…These folks want to play teacher without understanding what it actually means. Being a teacher does not mean delivering a script, it does not mean focusing on BS Tests as a measure of success, it does not mean [sending] the weakest “teachers” into the neediest classrooms, and it does not mean aligning slavishly to a set of mediocre amateur-hour national standards.
Bill Maher claims that there is another profession that, like education, has people believing that anyone can do it…and he proves it with the current crop of presidential candidates.
The following link takes you to a video which is definitely NSFW. Maher uses vulgar language and may offend some readers.
…85% of Iowa Republicans say they find the total lack of government experience to be his biggest selling point…
TEACHER BURN OUT
“Reformers” have done their best to make teaching difficult, if not impossible. Why are teachers leaving?
Amanda is not alone. Numerous teachers across the country and in Lake County [Florida] are leaving the education field because of the implementation of the standards, an impossible work load and lack of support from administration.
“About 30 percent of new teachers flee the profession after just three years and more than 45 percent leave after five,” according to the George Lucas Educational Foundation.
Further, a survey of 4,400 current and former public school teachers found about 51 percent who left teaching in 2012-13 reported their work load was better in their current position than in teaching, according to the National Center For Education Statistics…
The narrow pursuit of test results has sidelined education issues of enduring importance such as poverty, equity in school funding, school segregation, health and physical education, science, the arts, access to early childhood education, class size, and curriculum development. We have witnessed the erosion of teachers’ professional autonomy, a narrowing of curriculum, and classrooms saturated with “test score-raising” instructional practices that betray our understandings of child development and our commitment to educating for artistry and critical thinking. And so now we are faced with “a crisis of pedagogy”–teaching in a system that no longer resembles the democratic ideals or tolerates the critical thinking and critical decision-making that we hope to impart on the students we teach.
Click here to sign the petition.

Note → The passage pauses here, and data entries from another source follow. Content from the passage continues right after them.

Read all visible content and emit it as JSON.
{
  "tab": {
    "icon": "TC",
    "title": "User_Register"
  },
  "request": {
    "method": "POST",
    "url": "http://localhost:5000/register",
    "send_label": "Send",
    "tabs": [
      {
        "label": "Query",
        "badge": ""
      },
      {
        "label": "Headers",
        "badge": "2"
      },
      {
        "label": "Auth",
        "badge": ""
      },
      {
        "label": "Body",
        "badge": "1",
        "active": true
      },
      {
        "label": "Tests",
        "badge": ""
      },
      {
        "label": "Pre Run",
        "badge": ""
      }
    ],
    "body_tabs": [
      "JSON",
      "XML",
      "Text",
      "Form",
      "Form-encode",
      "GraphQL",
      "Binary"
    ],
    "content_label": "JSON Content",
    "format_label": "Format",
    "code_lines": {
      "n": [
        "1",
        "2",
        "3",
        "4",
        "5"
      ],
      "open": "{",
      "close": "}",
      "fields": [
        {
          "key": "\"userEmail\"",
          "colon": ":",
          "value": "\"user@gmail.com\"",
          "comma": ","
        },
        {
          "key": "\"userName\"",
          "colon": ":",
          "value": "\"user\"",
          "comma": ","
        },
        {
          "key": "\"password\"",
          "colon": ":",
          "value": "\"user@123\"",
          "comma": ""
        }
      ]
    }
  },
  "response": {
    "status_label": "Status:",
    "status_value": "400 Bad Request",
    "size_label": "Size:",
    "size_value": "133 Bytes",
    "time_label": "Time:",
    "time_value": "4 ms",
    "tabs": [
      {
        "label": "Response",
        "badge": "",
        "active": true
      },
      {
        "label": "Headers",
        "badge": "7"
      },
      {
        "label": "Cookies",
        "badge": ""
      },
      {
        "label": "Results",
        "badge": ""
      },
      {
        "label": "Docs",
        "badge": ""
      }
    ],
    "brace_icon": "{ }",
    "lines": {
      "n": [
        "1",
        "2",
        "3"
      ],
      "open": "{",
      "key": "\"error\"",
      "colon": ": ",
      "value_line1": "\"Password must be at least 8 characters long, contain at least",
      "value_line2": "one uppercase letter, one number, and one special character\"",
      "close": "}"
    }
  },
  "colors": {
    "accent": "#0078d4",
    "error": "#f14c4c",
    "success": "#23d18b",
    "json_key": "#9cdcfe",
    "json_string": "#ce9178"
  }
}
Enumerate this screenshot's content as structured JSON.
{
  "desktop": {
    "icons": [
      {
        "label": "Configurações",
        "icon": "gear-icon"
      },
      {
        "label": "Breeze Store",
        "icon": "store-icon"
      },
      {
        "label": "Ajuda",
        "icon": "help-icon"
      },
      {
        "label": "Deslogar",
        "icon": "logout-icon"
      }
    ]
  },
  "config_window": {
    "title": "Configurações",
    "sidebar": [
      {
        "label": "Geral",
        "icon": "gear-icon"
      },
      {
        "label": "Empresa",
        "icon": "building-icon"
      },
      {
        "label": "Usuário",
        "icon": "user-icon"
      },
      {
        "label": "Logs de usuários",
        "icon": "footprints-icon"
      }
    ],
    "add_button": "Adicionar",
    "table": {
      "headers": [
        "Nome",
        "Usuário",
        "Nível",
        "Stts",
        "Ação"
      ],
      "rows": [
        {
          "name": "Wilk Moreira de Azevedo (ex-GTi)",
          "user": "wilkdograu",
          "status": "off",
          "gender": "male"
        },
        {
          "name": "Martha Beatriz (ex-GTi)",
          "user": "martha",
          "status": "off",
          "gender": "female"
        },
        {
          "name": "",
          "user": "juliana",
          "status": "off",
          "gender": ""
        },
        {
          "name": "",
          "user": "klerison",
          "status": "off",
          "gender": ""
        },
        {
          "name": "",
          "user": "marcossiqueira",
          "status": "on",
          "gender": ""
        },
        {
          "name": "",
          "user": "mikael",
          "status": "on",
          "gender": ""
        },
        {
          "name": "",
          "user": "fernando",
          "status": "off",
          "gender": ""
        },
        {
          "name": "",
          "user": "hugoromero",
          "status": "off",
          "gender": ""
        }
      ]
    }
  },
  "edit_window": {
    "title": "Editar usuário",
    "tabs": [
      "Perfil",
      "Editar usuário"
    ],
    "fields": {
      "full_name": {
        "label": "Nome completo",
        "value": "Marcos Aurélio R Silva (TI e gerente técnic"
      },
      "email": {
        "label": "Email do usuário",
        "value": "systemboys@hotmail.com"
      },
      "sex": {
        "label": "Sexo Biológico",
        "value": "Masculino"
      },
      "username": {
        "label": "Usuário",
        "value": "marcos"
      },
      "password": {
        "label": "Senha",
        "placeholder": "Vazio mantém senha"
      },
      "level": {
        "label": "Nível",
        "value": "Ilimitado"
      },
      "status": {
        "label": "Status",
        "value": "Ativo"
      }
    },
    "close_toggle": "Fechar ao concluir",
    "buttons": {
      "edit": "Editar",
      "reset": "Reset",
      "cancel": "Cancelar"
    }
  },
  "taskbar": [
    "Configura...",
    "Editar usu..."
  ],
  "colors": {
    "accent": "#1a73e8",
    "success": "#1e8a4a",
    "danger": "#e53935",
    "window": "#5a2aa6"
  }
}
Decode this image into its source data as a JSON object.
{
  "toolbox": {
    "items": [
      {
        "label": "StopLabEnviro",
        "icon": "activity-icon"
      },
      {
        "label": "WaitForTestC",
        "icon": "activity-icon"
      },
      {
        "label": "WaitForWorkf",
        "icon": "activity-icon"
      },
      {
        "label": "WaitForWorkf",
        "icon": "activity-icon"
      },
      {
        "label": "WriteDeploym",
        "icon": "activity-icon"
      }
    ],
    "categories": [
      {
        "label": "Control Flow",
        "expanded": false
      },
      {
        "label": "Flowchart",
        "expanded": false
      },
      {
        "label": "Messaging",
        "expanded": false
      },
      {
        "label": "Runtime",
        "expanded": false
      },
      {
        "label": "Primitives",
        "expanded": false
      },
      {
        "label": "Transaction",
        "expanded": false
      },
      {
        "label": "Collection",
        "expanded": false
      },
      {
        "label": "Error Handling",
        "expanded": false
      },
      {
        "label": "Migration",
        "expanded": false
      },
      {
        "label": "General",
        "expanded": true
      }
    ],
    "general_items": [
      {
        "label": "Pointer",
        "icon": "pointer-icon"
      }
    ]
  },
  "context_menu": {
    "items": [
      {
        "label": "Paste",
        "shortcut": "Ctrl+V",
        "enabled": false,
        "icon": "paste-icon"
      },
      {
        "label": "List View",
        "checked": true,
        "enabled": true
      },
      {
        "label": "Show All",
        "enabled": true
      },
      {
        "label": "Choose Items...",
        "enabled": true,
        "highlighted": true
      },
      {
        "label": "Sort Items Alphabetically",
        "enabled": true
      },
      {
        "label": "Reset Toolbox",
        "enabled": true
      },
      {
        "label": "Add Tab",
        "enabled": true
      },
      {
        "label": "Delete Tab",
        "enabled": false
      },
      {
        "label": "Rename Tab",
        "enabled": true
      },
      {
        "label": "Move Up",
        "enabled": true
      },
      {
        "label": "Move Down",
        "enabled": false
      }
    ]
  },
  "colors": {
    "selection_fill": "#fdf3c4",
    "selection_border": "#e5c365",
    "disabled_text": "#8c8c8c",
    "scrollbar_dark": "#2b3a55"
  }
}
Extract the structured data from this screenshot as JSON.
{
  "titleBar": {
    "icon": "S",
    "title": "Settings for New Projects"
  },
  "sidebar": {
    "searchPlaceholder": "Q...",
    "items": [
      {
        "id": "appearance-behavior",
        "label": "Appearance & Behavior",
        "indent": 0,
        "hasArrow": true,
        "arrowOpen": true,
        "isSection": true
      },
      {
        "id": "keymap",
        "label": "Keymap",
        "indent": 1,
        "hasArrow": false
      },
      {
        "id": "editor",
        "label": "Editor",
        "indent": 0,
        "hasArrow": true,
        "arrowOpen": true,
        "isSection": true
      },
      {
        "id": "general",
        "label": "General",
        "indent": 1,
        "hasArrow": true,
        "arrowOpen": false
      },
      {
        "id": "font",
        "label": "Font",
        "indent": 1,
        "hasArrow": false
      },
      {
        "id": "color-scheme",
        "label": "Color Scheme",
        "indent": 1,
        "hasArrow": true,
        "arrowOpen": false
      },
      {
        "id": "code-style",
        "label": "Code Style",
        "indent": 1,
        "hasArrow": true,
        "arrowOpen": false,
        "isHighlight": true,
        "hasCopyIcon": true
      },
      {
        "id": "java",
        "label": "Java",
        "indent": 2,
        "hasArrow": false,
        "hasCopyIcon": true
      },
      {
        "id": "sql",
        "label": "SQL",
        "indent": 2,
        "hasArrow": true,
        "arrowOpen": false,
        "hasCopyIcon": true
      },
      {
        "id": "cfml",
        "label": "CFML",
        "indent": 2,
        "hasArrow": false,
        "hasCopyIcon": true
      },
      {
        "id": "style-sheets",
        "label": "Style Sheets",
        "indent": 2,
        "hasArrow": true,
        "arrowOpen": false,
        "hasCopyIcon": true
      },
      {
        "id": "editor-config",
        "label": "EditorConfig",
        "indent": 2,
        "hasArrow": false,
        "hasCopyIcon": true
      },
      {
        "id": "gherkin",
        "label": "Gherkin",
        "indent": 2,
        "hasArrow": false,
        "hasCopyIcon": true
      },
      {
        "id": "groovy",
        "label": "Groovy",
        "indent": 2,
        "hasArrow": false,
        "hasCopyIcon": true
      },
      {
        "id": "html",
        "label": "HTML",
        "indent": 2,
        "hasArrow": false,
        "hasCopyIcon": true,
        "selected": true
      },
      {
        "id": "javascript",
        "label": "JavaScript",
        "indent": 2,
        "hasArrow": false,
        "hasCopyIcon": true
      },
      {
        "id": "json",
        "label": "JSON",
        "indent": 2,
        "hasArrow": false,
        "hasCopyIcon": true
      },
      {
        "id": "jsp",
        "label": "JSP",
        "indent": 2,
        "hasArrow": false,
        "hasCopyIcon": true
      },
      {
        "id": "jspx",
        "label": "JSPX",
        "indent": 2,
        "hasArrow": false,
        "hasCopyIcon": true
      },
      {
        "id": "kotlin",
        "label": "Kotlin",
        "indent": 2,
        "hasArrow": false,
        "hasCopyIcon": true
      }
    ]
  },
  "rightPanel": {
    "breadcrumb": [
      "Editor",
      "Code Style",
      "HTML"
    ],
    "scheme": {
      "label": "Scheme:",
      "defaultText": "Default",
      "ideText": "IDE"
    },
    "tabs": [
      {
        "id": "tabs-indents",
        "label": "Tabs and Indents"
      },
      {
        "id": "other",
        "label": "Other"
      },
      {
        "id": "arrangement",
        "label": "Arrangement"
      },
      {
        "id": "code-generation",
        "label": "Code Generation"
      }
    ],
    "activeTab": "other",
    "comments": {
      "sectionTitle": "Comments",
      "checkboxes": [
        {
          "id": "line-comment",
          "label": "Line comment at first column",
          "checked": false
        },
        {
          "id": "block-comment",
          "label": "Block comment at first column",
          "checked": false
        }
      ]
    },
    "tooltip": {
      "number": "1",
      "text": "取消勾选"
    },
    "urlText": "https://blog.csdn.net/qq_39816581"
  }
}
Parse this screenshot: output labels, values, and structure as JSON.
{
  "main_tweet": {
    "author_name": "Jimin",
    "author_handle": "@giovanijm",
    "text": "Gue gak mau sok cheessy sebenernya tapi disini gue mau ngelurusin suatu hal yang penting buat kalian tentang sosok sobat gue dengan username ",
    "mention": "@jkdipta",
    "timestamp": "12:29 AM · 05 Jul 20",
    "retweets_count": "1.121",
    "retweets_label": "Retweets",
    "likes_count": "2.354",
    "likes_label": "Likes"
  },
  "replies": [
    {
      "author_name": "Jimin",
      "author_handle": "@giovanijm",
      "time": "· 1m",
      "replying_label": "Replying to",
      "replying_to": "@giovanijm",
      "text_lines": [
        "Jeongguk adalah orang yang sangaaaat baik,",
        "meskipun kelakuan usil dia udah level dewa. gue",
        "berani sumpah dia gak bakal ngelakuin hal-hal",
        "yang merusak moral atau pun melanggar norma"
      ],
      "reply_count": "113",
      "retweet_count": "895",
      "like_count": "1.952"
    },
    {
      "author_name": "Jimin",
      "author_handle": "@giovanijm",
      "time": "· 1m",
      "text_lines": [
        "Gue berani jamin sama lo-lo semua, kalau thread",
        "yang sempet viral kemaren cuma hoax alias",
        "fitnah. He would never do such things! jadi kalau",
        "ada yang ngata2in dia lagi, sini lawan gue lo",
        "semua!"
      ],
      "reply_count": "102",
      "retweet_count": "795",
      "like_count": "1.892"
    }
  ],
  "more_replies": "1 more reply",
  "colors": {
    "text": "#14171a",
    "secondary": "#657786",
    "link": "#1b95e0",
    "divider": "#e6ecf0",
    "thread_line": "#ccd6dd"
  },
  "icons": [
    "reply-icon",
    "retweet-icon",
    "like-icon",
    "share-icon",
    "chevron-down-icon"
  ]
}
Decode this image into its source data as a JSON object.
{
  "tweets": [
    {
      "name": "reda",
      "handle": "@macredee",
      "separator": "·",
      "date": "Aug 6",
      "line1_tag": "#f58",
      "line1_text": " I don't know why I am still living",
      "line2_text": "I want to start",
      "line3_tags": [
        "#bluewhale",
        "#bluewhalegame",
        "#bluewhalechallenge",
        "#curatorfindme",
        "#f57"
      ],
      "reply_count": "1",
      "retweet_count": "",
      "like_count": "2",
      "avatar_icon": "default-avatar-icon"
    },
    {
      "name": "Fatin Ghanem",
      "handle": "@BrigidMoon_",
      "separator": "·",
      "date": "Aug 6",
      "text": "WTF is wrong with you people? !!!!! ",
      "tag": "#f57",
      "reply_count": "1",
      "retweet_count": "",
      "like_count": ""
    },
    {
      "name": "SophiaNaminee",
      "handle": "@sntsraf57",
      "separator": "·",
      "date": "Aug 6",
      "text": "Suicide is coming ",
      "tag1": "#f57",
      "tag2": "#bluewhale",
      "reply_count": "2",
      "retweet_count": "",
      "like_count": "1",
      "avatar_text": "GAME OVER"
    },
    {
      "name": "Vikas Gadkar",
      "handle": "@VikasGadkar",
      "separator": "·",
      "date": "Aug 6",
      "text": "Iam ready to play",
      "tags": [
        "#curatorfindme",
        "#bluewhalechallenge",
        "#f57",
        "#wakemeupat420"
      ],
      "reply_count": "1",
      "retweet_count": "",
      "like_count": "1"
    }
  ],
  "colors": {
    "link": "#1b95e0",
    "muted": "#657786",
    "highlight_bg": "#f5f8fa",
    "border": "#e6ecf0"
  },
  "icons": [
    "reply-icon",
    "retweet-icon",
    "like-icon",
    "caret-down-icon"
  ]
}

For over a decade…“reformers” have proclaimed that the solution to the purported crisis in education lies in more high stakes testing, more surveillance, more number crunching, more school closings, more charter schools, and more cutbacks in school resources and academic and extra-curricular opportunities for students, particularly students of color. As our public schools become skeletons of what they once were, they are forced to spend their last dollars on the data systems, test guides, and tests meant to help implement the “reforms” but that do little more than line the coffers of corporations, like Pearson, Inc. and Microsoft, Inc.